**** Available data ****
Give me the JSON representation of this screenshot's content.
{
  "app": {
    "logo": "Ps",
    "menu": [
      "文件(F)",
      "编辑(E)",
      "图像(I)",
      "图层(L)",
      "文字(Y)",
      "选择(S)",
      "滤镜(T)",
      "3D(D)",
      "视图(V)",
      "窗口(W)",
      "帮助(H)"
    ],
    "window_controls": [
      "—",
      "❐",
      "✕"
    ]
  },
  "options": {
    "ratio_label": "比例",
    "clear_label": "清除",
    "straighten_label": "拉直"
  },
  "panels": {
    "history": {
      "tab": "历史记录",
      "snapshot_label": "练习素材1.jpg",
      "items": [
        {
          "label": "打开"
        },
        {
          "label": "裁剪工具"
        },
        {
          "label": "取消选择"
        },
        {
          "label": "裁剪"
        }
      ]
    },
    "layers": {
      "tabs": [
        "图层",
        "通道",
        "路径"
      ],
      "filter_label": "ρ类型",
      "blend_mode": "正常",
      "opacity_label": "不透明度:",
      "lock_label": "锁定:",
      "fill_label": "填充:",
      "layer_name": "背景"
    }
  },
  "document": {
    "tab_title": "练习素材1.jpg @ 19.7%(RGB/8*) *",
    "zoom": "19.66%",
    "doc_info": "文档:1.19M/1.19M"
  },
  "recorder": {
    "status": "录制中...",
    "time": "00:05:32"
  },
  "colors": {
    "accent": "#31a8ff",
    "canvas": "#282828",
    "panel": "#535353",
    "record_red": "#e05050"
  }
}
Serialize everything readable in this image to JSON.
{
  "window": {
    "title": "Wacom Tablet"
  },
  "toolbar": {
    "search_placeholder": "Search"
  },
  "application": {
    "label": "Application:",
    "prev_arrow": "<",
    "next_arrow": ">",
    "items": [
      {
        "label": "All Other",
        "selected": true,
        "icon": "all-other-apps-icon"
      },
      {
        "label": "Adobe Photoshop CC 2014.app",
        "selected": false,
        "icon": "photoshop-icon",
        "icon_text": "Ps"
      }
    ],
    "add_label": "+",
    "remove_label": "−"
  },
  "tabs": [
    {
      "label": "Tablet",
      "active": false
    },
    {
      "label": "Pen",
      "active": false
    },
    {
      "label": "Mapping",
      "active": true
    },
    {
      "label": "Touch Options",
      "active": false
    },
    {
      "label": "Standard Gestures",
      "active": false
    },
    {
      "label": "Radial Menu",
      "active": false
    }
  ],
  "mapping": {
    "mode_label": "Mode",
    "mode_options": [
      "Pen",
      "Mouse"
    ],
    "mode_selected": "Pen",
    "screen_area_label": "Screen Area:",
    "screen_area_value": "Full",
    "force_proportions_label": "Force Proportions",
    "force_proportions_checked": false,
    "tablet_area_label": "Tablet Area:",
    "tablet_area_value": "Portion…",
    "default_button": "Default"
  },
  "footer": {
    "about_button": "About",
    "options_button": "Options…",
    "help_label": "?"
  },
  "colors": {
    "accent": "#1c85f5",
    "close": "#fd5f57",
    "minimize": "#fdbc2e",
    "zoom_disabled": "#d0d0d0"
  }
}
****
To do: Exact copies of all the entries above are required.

Task response:
Give me the JSON representation of this screenshot's content.
{
  "app": {
    "logo": "Ps",
    "menu": [
      "文件(F)",
      "编辑(E)",
      "图像(I)",
      "图层(L)",
      "文字(Y)",
      "选择(S)",
      "滤镜(T)",
      "3D(D)",
      "视图(V)",
      "窗口(W)",
      "帮助(H)"
    ],
    "window_controls": [
      "—",
      "❐",
      "✕"
    ]
  },
  "options": {
    "ratio_label": "比例",
    "clear_label": "清除",
    "straighten_label": "拉直"
  },
  "panels": {
    "history": {
      "tab": "历史记录",
      "snapshot_label": "练习素材1.jpg",
      "items": [
        {
          "label": "打开"
        },
        {
          "label": "裁剪工具"
        },
        {
          "label": "取消选择"
        },
        {
          "label": "裁剪"
        }
      ]
    },
    "layers": {
      "tabs": [
        "图层",
        "通道",
        "路径"
      ],
      "filter_label": "ρ类型",
      "blend_mode": "正常",
      "opacity_label": "不透明度:",
      "lock_label": "锁定:",
      "fill_label": "填充:",
      "layer_name": "背景"
    }
  },
  "document": {
    "tab_title": "练习素材1.jpg @ 19.7%(RGB/8*) *",
    "zoom": "19.66%",
    "doc_info": "文档:1.19M/1.19M"
  },
  "recorder": {
    "status": "录制中...",
    "time": "00:05:32"
  },
  "colors": {
    "accent": "#31a8ff",
    "canvas": "#282828",
    "panel": "#535353",
    "record_red": "#e05050"
  }
}
Serialize everything readable in this image to JSON.
{
  "window": {
    "title": "Wacom Tablet"
  },
  "toolbar": {
    "search_placeholder": "Search"
  },
  "application": {
    "label": "Application:",
    "prev_arrow": "<",
    "next_arrow": ">",
    "items": [
      {
        "label": "All Other",
        "selected": true,
        "icon": "all-other-apps-icon"
      },
      {
        "label": "Adobe Photoshop CC 2014.app",
        "selected": false,
        "icon": "photoshop-icon",
        "icon_text": "Ps"
      }
    ],
    "add_label": "+",
    "remove_label": "−"
  },
  "tabs": [
    {
      "label": "Tablet",
      "active": false
    },
    {
      "label": "Pen",
      "active": false
    },
    {
      "label": "Mapping",
      "active": true
    },
    {
      "label": "Touch Options",
      "active": false
    },
    {
      "label": "Standard Gestures",
      "active": false
    },
    {
      "label": "Radial Menu",
      "active": false
    }
  ],
  "mapping": {
    "mode_label": "Mode",
    "mode_options": [
      "Pen",
      "Mouse"
    ],
    "mode_selected": "Pen",
    "screen_area_label": "Screen Area:",
    "screen_area_value": "Full",
    "force_proportions_label": "Force Proportions",
    "force_proportions_checked": false,
    "tablet_area_label": "Tablet Area:",
    "tablet_area_value": "Portion…",
    "default_button": "Default"
  },
  "footer": {
    "about_button": "About",
    "options_button": "Options…",
    "help_label": "?"
  },
  "colors": {
    "accent": "#1c85f5",
    "close": "#fd5f57",
    "minimize": "#fdbc2e",
    "zoom_disabled": "#d0d0d0"
  }
}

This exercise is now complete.